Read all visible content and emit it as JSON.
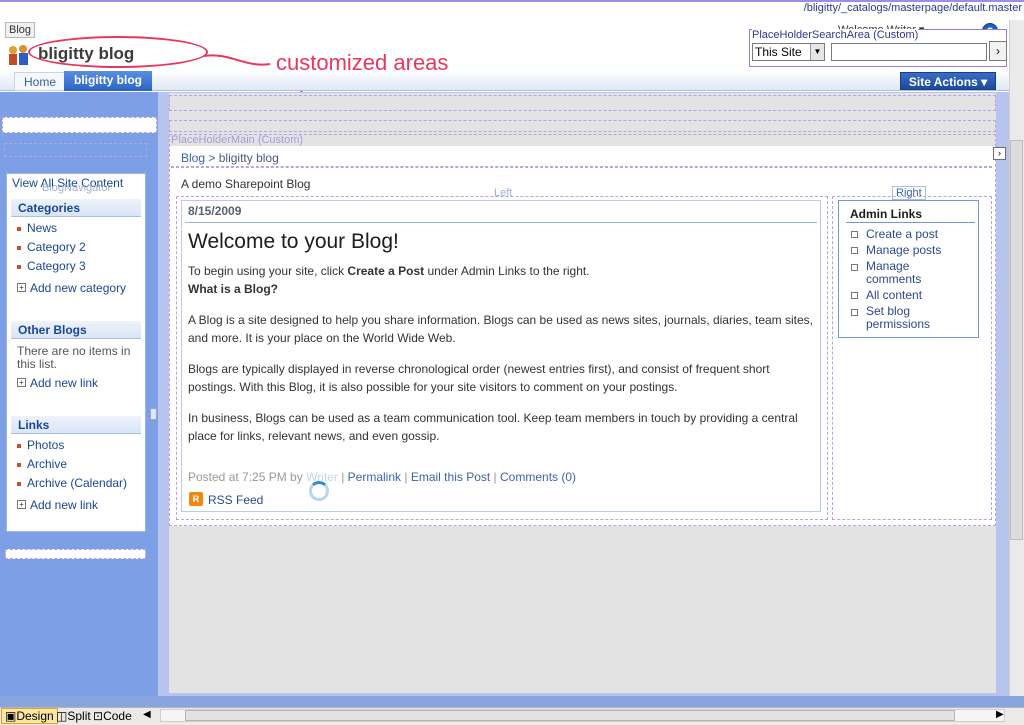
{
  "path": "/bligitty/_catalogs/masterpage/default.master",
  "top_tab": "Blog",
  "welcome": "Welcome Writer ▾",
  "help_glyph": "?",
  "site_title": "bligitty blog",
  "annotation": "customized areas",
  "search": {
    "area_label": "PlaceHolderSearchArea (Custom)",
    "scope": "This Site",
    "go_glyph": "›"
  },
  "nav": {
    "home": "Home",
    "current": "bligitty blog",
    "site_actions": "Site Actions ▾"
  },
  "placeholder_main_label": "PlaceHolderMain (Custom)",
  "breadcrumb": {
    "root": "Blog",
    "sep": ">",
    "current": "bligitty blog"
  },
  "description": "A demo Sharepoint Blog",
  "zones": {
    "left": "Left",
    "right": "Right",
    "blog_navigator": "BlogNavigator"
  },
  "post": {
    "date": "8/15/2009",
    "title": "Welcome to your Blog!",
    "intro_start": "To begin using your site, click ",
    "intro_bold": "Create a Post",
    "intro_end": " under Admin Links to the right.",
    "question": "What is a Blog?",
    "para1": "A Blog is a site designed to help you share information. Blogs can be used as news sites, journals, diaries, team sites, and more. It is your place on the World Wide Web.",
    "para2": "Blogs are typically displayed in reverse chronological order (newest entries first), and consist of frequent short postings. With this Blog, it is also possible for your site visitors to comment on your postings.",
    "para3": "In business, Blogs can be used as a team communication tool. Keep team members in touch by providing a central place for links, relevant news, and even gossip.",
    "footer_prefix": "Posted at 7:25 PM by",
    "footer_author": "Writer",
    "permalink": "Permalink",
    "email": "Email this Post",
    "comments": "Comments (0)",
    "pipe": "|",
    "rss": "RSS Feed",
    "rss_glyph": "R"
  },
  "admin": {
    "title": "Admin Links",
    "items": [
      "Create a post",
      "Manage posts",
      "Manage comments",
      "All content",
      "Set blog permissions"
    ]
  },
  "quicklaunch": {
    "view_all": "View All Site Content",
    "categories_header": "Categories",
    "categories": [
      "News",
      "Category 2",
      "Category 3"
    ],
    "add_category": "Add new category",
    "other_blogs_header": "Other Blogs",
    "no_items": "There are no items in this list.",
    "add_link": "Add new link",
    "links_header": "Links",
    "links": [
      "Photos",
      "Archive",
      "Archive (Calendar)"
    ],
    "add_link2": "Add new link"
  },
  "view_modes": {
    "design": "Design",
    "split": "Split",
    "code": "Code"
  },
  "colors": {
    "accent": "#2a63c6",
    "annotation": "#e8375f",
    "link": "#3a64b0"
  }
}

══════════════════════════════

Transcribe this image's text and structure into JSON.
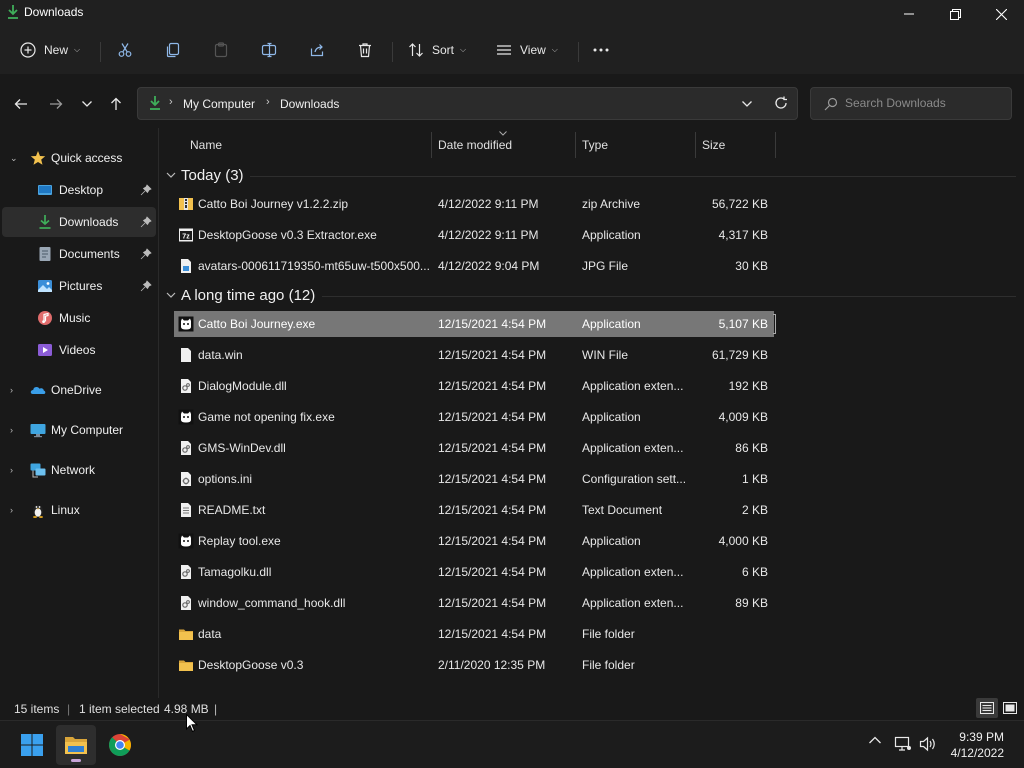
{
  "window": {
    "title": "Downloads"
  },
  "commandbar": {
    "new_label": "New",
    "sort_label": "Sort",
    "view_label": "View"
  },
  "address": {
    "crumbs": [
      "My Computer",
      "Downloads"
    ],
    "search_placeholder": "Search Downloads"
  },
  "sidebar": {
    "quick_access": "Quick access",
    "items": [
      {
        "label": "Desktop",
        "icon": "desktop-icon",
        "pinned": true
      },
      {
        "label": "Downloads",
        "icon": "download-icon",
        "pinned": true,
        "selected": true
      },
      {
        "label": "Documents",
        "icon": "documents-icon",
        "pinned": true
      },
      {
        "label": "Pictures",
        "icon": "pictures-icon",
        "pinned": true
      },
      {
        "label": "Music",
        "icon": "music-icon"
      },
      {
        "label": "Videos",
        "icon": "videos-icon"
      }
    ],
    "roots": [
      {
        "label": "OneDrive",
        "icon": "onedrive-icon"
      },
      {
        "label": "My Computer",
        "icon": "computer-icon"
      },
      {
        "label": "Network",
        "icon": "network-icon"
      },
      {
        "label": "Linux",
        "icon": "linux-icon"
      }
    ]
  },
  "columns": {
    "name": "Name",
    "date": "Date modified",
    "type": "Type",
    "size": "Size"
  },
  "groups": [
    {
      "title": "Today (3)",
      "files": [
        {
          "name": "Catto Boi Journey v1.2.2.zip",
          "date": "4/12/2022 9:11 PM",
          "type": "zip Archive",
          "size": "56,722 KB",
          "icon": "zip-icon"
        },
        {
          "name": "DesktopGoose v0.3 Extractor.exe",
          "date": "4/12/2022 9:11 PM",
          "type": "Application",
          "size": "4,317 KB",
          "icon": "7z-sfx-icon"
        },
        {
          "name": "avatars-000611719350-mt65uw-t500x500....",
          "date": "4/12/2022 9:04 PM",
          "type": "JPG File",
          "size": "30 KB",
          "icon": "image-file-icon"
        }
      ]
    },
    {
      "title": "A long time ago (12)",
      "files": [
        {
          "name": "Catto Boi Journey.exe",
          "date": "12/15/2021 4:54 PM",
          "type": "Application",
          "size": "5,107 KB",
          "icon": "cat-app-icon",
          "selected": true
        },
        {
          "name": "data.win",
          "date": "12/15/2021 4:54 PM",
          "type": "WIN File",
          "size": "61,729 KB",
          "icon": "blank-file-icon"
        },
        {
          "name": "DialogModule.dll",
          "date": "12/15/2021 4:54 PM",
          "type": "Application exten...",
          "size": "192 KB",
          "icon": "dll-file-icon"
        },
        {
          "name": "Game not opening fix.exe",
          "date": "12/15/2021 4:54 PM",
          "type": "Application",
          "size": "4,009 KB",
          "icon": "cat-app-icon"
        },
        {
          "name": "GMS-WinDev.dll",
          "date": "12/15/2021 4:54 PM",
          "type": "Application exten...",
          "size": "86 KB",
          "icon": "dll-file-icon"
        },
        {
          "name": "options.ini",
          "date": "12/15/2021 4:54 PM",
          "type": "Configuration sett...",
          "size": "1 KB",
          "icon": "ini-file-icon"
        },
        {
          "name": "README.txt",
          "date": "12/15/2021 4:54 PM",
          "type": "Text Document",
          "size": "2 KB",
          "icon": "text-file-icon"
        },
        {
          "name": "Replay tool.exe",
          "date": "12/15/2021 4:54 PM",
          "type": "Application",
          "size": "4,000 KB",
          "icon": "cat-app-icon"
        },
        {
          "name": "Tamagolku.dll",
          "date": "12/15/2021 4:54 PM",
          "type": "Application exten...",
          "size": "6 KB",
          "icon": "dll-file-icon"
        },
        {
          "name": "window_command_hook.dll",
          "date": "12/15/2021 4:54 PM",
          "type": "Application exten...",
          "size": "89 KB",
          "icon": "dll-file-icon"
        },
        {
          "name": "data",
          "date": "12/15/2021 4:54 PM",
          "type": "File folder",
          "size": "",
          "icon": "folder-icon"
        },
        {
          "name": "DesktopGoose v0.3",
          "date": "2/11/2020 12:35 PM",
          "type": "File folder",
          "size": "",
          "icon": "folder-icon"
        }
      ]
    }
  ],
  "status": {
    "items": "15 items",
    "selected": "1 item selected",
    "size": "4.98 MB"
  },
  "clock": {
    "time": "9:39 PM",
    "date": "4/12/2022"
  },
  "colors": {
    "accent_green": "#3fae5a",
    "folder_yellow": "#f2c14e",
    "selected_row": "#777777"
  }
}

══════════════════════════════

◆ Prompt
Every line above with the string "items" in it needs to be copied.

◆ Response area
    "items": [
    "no_items": "There are no items in this list.",
    "items": [
    "items": "15 items",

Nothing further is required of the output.